Saved entries
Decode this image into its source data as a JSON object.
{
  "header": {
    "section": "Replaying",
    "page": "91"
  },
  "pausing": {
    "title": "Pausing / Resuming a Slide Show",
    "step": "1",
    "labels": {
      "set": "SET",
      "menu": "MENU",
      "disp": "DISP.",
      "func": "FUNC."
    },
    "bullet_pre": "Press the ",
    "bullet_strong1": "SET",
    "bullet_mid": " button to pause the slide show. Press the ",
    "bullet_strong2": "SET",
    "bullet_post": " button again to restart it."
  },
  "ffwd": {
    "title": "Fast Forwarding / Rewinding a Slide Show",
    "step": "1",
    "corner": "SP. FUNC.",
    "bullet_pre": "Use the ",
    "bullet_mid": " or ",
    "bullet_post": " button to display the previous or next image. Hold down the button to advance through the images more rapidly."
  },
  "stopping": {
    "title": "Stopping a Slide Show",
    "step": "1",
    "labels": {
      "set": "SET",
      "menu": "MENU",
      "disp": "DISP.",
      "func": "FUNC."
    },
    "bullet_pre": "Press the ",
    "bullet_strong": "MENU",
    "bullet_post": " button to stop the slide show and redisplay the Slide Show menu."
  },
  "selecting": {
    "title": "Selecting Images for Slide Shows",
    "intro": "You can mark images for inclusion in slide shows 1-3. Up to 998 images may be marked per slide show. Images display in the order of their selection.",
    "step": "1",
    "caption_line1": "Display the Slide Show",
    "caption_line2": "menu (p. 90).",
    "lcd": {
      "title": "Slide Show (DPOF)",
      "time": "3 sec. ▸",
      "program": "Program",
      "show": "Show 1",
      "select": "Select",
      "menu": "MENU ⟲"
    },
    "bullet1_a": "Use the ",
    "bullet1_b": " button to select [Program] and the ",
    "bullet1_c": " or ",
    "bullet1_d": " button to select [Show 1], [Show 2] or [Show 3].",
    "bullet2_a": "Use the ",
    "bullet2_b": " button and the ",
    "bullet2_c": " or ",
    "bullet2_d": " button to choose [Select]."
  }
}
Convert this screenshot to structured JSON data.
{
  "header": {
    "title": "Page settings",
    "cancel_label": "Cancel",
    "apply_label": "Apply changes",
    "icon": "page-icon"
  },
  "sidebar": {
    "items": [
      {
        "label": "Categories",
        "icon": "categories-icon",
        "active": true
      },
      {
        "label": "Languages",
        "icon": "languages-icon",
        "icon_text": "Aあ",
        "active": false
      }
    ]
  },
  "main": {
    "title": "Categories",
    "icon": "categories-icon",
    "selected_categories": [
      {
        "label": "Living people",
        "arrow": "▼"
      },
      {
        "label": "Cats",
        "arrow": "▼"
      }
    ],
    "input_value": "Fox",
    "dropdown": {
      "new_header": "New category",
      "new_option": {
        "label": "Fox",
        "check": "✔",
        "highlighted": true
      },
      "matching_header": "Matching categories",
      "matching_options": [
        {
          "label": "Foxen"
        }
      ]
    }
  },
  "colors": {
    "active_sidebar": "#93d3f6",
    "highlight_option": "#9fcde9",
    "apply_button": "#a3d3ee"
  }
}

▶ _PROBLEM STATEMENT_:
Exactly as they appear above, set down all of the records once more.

▶ _ANSWER TO THIS EXERCISE_:
Decode this image into its source data as a JSON object.
{
  "header": {
    "section": "Replaying",
    "page": "91"
  },
  "pausing": {
    "title": "Pausing / Resuming a Slide Show",
    "step": "1",
    "labels": {
      "set": "SET",
      "menu": "MENU",
      "disp": "DISP.",
      "func": "FUNC."
    },
    "bullet_pre": "Press the ",
    "bullet_strong1": "SET",
    "bullet_mid": " button to pause the slide show. Press the ",
    "bullet_strong2": "SET",
    "bullet_post": " button again to restart it."
  },
  "ffwd": {
    "title": "Fast Forwarding / Rewinding a Slide Show",
    "step": "1",
    "corner": "SP. FUNC.",
    "bullet_pre": "Use the ",
    "bullet_mid": " or ",
    "bullet_post": " button to display the previous or next image. Hold down the button to advance through the images more rapidly."
  },
  "stopping": {
    "title": "Stopping a Slide Show",
    "step": "1",
    "labels": {
      "set": "SET",
      "menu": "MENU",
      "disp": "DISP.",
      "func": "FUNC."
    },
    "bullet_pre": "Press the ",
    "bullet_strong": "MENU",
    "bullet_post": " button to stop the slide show and redisplay the Slide Show menu."
  },
  "selecting": {
    "title": "Selecting Images for Slide Shows",
    "intro": "You can mark images for inclusion in slide shows 1-3. Up to 998 images may be marked per slide show. Images display in the order of their selection.",
    "step": "1",
    "caption_line1": "Display the Slide Show",
    "caption_line2": "menu (p. 90).",
    "lcd": {
      "title": "Slide Show (DPOF)",
      "time": "3 sec. ▸",
      "program": "Program",
      "show": "Show 1",
      "select": "Select",
      "menu": "MENU ⟲"
    },
    "bullet1_a": "Use the ",
    "bullet1_b": " button to select [Program] and the ",
    "bullet1_c": " or ",
    "bullet1_d": " button to select [Show 1], [Show 2] or [Show 3].",
    "bullet2_a": "Use the ",
    "bullet2_b": " button and the ",
    "bullet2_c": " or ",
    "bullet2_d": " button to choose [Select]."
  }
}
Convert this screenshot to structured JSON data.
{
  "header": {
    "title": "Page settings",
    "cancel_label": "Cancel",
    "apply_label": "Apply changes",
    "icon": "page-icon"
  },
  "sidebar": {
    "items": [
      {
        "label": "Categories",
        "icon": "categories-icon",
        "active": true
      },
      {
        "label": "Languages",
        "icon": "languages-icon",
        "icon_text": "Aあ",
        "active": false
      }
    ]
  },
  "main": {
    "title": "Categories",
    "icon": "categories-icon",
    "selected_categories": [
      {
        "label": "Living people",
        "arrow": "▼"
      },
      {
        "label": "Cats",
        "arrow": "▼"
      }
    ],
    "input_value": "Fox",
    "dropdown": {
      "new_header": "New category",
      "new_option": {
        "label": "Fox",
        "check": "✔",
        "highlighted": true
      },
      "matching_header": "Matching categories",
      "matching_options": [
        {
          "label": "Foxen"
        }
      ]
    }
  },
  "colors": {
    "active_sidebar": "#93d3f6",
    "highlight_option": "#9fcde9",
    "apply_button": "#a3d3ee"
  }
}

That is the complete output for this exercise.